In this post Professor Helen Bond reflects on the otherness of the Roman world and on what the study of Christian origins can take away from Professor Dame Mary Beard’s Gifford lectures. Professor Bond is Professor of Christian Origins with a specialization in New Testament and is the Head of School of Divinity at the University of Edinburgh. She is also the director of The Centre for Christian Origins (CSCO, http://www.christianorigins.div.ed.ac.uk). Her reflections can be found below.
The Otherness of the Roman World and the Reception of the New Testament Today
– Helen Bond
Over the course of her six lectures, Mary Beard has exposed us to the full horrors of the ancient world. From the gory spectacles of death in the arena to the genocidal maniacs who ran the place, the world of the Greeks and Romans was one of appalling savagery. Even features we might be tempted to admire – Greek democracy, Roman battle tactics, and the whiteness of their togas – turn out, on closer inspection, to be rather less savoury than we’d imagined.
More positively, Professor Beard asks us to use this alien world ‘to think with,’ to allow its ethical otherness to challenge the moral certainties of our own day. What does it mean to be human, both then and now, and can we really afford to be morally complacent?
As Professor of Christian Origins, I can’t resist reflecting on that other set of Roman texts – the assorted collection of letters, biographies, histories and apocalyptic visions known to us as the New Testament. As first century documents, they share many of the social, cultural and political frameworks of their day. And yet, for Christians, they are seen as ‘authoritative’ in some way, equally relevant now as they were two millennia ago. But can this collection really escape Beard’s withering critique?
In the past, it was well-known that the ancient world was ‘unimaginably different’ (to use Louis MacNeice’s phrase). And you needed a great deal of learning before you could approach the New Testament. Aspiring church ministers generally had a degree in Classics before they were even admitted to read for a Bachelor of Divinity. Greek (and Hebrew) were mandatory, and many ministerial careers were cut short by an inability to differentiate a hiphil from a piel. The prevailing historical-critical method ensured that preachers grappled with a passage in its first century context long before they attempted to apply any kind of message to today. Of course, traditional biblical criticism had its blindspots. As a student in the late 80s, I was taught to celebrate the pax Romana, to dismiss biblical stories involving women as ‘light relief,’ to regard the biographical gospels as somehow less worthy of attention than the tricky teaching of Paul, and that it was better to leave the Apocalypse well alone. Although we studied slavery as part of a course on New Testament ‘background,’ no one ever encouraged us to read against the grain, to ask why Jesus never challenged slavery or why Paul didn’t tell Philemon to free his runaway slave. Still, whatever its faults, biblical criticism recognised that the earliest Christian documents emerged in a world very different to our own and sought, however clumsily, to bridge that gulf.
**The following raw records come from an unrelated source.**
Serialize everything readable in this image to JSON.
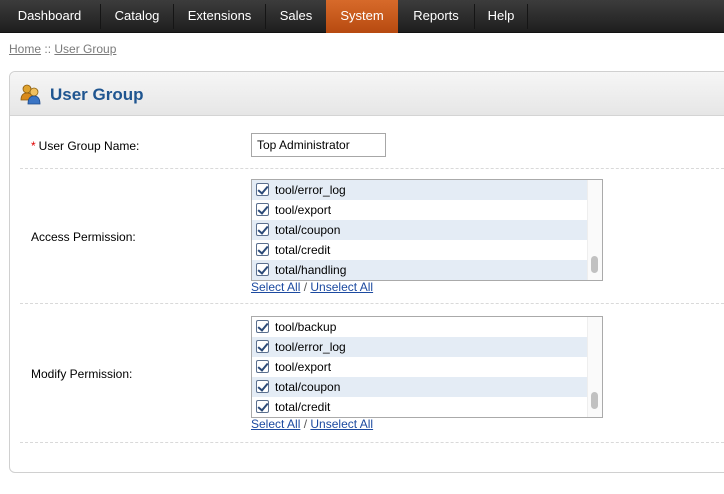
{
  "menu": {
    "items": [
      {
        "label": "Dashboard"
      },
      {
        "label": "Catalog"
      },
      {
        "label": "Extensions"
      },
      {
        "label": "Sales"
      },
      {
        "label": "System"
      },
      {
        "label": "Reports"
      },
      {
        "label": "Help"
      }
    ],
    "active": "System",
    "active_color": "#c55a1c"
  },
  "breadcrumb": {
    "home": "Home",
    "separator": "::",
    "current": "User Group"
  },
  "heading": {
    "title": "User Group",
    "icon": "users-icon",
    "title_color": "#1f5590"
  },
  "form": {
    "name_required_marker": "*",
    "name_label": "User Group Name:",
    "name_value": "Top Administrator",
    "access_label": "Access Permission:",
    "access_items": [
      {
        "label": "tool/error_log",
        "checked": true
      },
      {
        "label": "tool/export",
        "checked": true
      },
      {
        "label": "total/coupon",
        "checked": true
      },
      {
        "label": "total/credit",
        "checked": true
      },
      {
        "label": "total/handling",
        "checked": true
      }
    ],
    "modify_label": "Modify Permission:",
    "modify_items": [
      {
        "label": "tool/backup",
        "checked": true
      },
      {
        "label": "tool/error_log",
        "checked": true
      },
      {
        "label": "tool/export",
        "checked": true
      },
      {
        "label": "total/coupon",
        "checked": true
      },
      {
        "label": "total/credit",
        "checked": true
      }
    ],
    "select_all": "Select All",
    "link_separator": "/",
    "unselect_all": "Unselect All"
  }
}
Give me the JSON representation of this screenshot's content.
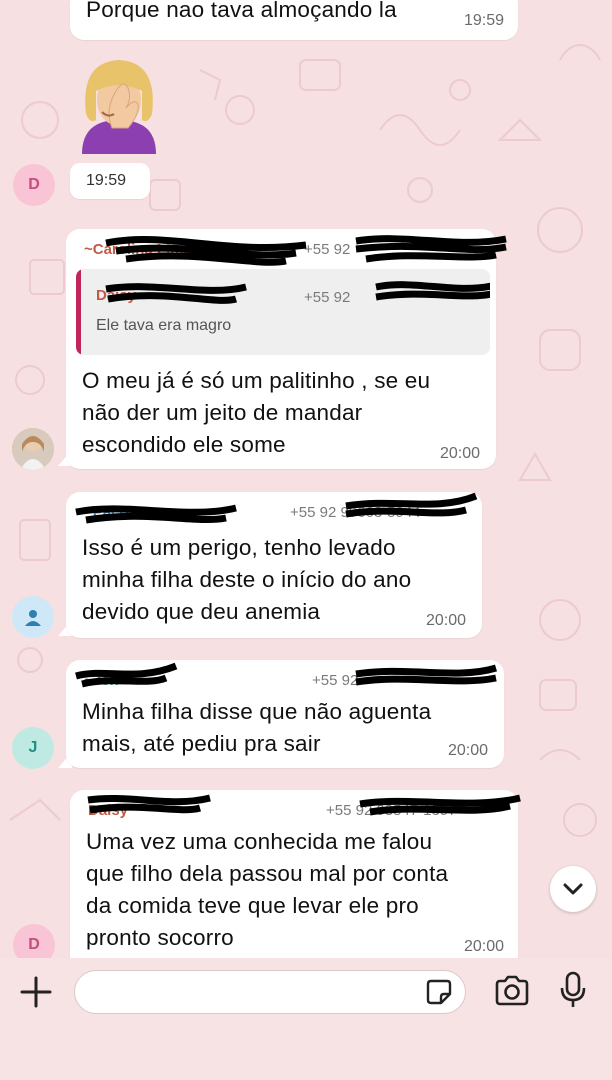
{
  "messages": [
    {
      "text": "Porque nao tava almoçando la",
      "time": "19:59"
    },
    {
      "sticker": "facepalm-emoji",
      "time": "19:59",
      "avatar_letter": "D"
    },
    {
      "sender": "~Carolina Lima",
      "phone": "+55 92",
      "quoted_sender": "Daisy",
      "quoted_phone": "+55 92",
      "quoted_text": "Ele tava era magro",
      "lines": [
        "O meu já é só um palitinho , se eu",
        "não der um jeito de mandar",
        "escondido ele some"
      ],
      "time": "20:00"
    },
    {
      "sender": "~Paco",
      "phone": "+55 92 99663-5944",
      "lines": [
        "Isso é um perigo, tenho levado",
        "minha filha deste o início do ano",
        "devido que deu anemia"
      ],
      "time": "20:00"
    },
    {
      "sender": "~Jen",
      "phone": "+55 92",
      "lines": [
        "Minha filha disse que não aguenta",
        "mais, até pediu pra sair"
      ],
      "time": "20:00",
      "avatar_letter": "J"
    },
    {
      "sender": "Daisy",
      "phone": "+55 92 98547-1397",
      "lines": [
        "Uma vez uma conhecida me falou",
        "que filho dela passou mal por conta",
        "da comida teve que levar ele pro",
        "pronto socorro"
      ],
      "time": "20:00",
      "avatar_letter": "D"
    }
  ],
  "icons": {
    "scroll": "chevron-down-icon",
    "add": "plus-icon",
    "sticker": "sticker-icon",
    "camera": "camera-icon",
    "mic": "microphone-icon"
  },
  "colors": {
    "background": "#f6e0e1",
    "bubble": "#ffffff",
    "quote_bar": "#c0265a"
  }
}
More recent approaches to the New Testament have tended to side-line the expert interpreter in place of the reader’s own response to the text. Some have adopted feisty readings that shake the text about and challenge its presuppositions. Feminist, post-colonial or queer readings question the authority of the text, contesting traditional interpretations and offering alternative, thought-provoking ones of their own. But these are the minority. Most readers take away what appears to be the straight-forward meaning of a text – and when that text is Holy Scripture, it’s believed to have an application to the lives of Christians today. So when ‘Paul’ tells women to be silent in the churches, to avoid too much ‘bling,’ or even more shockingly that they’ll be saved through child-birth, this is – quite simply – the word of God. Jesus’ command to deny oneself is considered ‘Gospel,’ even when it’s repeated to vulnerable groups whose lives are already characterised by drudgery and oppression. And when Jesus predicts a time of apocalyptic disaster, reinforced by the hideous imagery of the book of Revelation, this – for many – is an account of what will happen to non-Christians in a terrible Final Judgement.
Far be it from me to argue against the democratisation of reading, but if we don’t recognise the otherness of the Roman world from which these texts come, we’ll find ourselves using first century documents to guide twenty-first century lives. And most thinking people, shocked at the patriarchy, casual brutality and imperial assumptions exhibited by these texts, will walk away. In my view, those of us with a love for these documents need to reflect on them critically and constructively, to allow them to raise ethical concerns (though not always to have the last word in a modern post-industrial society), and to allow them to challenge our lazy answers. In this, as so much else, Mary Beard has pointed a way forward.